well there is blue, but that is a pretty pale color.. and then there is indigo, and/or navy
there is aqua and turquoise, but i think of them as tints of blue/green, and darker, a shade is teal, and darker still, prussan blue.
basic color can become tints (lighter) by adding white, and become shades(darker) by adding black. but in common usage, we use the word shade for both pastels and deep tones. (a shade of pink)
there are many specific names for specific colors; nile (green) chartrues, etc. and many come from things of a similar color.
Pink(s)is from the plant, (a simple carnation type plant, including flowers such as sweet williams,) that were called "pincts" from their pinked edges (as in pinking shears) and "rose" is a pale tone too, since wild roses are not usually as dark as, say "american beauty" but tend to be "rosy" ; closer to red than pink, but not red.
Your examples, (and mine) are from natural experiences. there are very few pure "blue" tones in flowers (and organic material) but many red tones..
so we have madder, cinnebar, vermillion, crimson, copper, apple, rust, pink, rose, russet, raspberry, ruby, and many other reds. but lapis, ultramarine, robins egg, saphire, delphilium, and only a few other blues.
but there are lots of names once again for purple shades, since these shades are found in nature; lavender, lilac, heliatrope, hyacinth, grape, amathyst, come to mind.
and there are many names for white, snow, milk, cream, winter, linen, lead (the ore), titanium (an other ore),
There is somewhere, (i saw it long ago) this large array of colors (think of a giant tinker toy type cube, blocks of color connected by shorts sticks to other blocks of color.
the colors range (a cube has 6 corners, one is red, one blue, one yellow, one white, one black.. and i forget the last..)
as the colors move away from "pure" towards another color, you get thousands of tones, tints and shades..
what is interesting is where languages "divide colors"
the word blue is from blanc (white) and original meant a shade of grey. Not all people "see" colors the same..
when i was a child, we took a sweetened, liquid form of antibiotics "the pink medicine" but our pharmathist called it "purple".
the cube has wavy wires dividing blocks into color groups.. and seeing were(which grouping) other languages/people place a color is interesting..

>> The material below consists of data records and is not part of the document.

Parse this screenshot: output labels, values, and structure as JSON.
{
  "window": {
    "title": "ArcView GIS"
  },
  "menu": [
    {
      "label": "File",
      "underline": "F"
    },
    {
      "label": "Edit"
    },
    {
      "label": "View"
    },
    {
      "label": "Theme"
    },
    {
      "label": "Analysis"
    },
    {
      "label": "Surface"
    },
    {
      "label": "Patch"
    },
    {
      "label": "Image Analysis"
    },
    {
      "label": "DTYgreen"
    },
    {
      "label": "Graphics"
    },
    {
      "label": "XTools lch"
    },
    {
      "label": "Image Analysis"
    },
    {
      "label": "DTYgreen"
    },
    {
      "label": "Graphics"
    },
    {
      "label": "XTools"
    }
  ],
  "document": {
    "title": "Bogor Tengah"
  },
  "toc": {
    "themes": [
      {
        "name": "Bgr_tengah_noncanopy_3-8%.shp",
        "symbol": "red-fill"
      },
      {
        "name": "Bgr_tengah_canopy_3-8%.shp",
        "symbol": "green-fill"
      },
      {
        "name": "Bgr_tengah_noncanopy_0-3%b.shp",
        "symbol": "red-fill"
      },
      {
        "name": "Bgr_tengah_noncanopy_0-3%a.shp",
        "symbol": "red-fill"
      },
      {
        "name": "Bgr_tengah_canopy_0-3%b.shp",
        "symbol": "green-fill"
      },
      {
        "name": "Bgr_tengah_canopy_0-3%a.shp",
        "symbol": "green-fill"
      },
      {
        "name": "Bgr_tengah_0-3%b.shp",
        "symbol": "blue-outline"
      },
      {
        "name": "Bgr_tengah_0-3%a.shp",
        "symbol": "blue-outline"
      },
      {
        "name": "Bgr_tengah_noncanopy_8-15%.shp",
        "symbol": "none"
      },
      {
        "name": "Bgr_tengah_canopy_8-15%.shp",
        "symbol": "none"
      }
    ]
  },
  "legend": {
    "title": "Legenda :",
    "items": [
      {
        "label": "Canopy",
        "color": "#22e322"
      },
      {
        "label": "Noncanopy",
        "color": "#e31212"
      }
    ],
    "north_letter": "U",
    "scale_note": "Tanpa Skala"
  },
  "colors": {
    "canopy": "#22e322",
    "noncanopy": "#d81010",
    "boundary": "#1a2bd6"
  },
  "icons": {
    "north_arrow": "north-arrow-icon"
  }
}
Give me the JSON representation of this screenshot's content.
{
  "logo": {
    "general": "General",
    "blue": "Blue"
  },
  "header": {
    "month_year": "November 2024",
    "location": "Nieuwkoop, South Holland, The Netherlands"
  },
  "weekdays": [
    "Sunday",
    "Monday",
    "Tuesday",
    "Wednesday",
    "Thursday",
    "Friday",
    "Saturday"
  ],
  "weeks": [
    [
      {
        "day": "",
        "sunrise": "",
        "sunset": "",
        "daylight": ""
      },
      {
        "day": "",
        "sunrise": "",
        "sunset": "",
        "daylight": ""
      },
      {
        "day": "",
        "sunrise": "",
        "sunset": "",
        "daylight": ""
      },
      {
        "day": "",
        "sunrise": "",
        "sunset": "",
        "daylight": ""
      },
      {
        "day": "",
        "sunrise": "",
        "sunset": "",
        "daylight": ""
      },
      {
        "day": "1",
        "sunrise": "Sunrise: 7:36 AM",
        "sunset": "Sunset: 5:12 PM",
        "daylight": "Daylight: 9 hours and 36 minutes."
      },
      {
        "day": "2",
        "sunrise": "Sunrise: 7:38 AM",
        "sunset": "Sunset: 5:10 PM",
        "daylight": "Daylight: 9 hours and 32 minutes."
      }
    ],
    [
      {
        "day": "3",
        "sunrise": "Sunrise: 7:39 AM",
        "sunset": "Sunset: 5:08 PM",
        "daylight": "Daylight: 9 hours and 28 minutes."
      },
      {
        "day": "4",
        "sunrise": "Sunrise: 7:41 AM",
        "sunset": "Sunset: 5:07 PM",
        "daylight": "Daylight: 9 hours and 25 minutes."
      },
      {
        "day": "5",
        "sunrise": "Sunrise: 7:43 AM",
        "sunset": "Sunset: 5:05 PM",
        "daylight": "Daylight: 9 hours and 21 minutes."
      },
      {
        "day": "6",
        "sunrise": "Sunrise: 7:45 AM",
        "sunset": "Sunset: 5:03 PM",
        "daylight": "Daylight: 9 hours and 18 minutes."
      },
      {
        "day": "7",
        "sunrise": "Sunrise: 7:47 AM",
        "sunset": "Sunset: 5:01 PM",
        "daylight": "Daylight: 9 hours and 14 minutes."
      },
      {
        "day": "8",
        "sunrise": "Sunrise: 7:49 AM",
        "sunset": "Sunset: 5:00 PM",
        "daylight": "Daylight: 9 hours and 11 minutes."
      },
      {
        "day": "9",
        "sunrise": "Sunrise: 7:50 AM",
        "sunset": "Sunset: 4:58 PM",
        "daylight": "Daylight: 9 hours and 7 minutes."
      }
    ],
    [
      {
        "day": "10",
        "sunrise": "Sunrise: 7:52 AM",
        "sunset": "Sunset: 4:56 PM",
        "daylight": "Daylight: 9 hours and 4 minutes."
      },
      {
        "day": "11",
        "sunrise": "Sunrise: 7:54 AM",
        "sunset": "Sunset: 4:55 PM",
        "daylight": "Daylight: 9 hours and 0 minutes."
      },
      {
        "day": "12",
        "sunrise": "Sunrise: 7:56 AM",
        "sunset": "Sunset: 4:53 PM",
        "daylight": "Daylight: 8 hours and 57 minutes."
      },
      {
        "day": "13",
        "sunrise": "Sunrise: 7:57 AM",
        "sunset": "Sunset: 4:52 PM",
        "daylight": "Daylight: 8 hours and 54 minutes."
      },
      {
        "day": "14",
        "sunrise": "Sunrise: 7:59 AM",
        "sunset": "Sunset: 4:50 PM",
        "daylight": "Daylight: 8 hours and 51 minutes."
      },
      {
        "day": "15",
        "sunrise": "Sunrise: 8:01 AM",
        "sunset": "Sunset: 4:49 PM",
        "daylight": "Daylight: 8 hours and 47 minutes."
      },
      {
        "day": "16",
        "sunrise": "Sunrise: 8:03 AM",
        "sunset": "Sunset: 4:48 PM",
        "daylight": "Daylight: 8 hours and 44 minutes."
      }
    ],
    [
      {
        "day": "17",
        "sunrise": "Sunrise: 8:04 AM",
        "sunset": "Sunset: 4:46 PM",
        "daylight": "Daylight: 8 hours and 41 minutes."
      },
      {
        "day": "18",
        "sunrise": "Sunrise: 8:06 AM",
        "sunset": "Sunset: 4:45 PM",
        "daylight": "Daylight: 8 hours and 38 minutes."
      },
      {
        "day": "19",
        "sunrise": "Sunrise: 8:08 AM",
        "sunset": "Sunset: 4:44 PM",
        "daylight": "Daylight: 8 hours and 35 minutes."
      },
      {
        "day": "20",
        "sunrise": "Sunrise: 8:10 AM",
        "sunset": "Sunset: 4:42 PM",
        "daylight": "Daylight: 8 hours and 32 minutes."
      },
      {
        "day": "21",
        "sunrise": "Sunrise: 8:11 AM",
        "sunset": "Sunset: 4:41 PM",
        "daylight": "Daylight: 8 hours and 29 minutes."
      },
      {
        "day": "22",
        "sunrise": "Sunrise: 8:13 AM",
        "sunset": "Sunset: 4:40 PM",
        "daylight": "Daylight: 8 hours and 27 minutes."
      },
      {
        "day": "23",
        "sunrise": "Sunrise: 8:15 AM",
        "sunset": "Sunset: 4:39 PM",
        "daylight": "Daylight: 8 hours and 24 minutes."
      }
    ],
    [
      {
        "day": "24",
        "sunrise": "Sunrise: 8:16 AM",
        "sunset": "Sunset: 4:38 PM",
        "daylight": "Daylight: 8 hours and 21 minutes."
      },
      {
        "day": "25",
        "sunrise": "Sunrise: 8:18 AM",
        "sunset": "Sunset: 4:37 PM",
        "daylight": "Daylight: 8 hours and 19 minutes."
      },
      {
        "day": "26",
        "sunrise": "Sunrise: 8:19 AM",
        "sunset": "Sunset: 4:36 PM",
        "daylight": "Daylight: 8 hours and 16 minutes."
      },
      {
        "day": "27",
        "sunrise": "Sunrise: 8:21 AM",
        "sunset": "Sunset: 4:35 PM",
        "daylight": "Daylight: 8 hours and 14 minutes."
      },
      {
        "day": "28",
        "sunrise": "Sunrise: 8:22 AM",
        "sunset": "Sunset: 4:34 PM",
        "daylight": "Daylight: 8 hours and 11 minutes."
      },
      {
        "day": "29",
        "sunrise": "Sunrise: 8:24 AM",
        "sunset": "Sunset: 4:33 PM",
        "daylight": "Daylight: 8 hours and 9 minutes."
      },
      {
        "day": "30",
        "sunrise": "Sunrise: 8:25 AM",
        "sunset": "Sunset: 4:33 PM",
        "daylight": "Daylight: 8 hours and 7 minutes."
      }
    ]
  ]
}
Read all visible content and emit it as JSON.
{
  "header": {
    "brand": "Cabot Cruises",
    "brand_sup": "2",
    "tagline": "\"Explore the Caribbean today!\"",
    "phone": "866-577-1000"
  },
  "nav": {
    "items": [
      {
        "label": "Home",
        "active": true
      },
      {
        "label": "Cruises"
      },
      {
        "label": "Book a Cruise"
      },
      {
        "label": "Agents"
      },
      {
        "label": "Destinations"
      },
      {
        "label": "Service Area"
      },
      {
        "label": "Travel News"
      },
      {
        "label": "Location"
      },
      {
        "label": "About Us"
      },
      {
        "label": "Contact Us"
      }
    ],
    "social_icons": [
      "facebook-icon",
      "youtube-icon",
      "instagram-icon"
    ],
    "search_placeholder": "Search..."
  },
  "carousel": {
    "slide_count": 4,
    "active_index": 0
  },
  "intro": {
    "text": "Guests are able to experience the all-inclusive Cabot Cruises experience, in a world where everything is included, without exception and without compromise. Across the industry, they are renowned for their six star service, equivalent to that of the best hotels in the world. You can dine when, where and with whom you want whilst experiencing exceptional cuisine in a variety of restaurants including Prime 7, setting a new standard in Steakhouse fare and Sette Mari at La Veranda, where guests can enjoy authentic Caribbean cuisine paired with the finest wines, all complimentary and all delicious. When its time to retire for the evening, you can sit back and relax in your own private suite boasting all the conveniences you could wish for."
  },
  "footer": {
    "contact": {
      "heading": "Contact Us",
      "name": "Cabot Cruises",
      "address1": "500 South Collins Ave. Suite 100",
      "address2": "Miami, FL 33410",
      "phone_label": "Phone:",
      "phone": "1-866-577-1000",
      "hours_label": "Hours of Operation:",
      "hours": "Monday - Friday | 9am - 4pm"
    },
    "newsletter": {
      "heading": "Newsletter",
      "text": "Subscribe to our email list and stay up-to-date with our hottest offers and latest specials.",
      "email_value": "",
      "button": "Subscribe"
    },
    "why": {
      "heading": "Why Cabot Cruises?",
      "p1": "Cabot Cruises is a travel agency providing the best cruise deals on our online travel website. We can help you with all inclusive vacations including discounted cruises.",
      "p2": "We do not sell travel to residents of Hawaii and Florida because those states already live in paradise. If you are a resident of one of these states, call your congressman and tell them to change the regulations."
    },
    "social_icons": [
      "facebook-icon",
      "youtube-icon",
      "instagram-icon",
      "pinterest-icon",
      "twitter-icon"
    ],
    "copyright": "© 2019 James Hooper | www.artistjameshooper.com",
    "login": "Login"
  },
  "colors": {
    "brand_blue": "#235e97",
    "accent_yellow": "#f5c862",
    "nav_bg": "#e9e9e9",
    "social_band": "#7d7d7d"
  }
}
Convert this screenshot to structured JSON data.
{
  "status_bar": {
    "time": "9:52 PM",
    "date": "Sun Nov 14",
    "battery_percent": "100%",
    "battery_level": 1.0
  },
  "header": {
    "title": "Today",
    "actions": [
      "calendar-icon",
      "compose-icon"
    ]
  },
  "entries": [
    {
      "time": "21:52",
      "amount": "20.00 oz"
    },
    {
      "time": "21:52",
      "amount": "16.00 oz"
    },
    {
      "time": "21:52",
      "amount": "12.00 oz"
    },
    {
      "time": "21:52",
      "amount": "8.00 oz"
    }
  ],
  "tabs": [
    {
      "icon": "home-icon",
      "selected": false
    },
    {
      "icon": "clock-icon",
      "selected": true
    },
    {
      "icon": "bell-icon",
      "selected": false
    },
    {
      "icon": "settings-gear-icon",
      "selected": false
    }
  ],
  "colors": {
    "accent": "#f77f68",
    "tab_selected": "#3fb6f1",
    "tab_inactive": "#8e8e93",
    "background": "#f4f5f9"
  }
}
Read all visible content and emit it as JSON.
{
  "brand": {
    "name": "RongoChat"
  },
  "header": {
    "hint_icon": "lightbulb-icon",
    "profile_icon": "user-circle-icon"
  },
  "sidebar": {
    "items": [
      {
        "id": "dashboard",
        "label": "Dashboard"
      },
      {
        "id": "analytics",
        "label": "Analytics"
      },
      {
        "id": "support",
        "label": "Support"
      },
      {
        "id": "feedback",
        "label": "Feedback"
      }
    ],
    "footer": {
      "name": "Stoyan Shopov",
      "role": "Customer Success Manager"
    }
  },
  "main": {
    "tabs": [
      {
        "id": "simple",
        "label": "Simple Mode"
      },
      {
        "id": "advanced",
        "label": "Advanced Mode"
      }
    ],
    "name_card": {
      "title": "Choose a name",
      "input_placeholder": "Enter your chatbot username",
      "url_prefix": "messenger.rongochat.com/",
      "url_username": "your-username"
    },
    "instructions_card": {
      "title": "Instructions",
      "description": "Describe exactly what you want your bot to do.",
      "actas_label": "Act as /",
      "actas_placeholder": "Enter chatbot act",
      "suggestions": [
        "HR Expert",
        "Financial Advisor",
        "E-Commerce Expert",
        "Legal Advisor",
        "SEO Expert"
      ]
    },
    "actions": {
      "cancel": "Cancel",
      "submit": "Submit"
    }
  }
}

We have discussed aspects of this (NO, its not a YART) you might want to go way back (Over 1 year!) and look for some threads, and see some of the stuff we found last time round...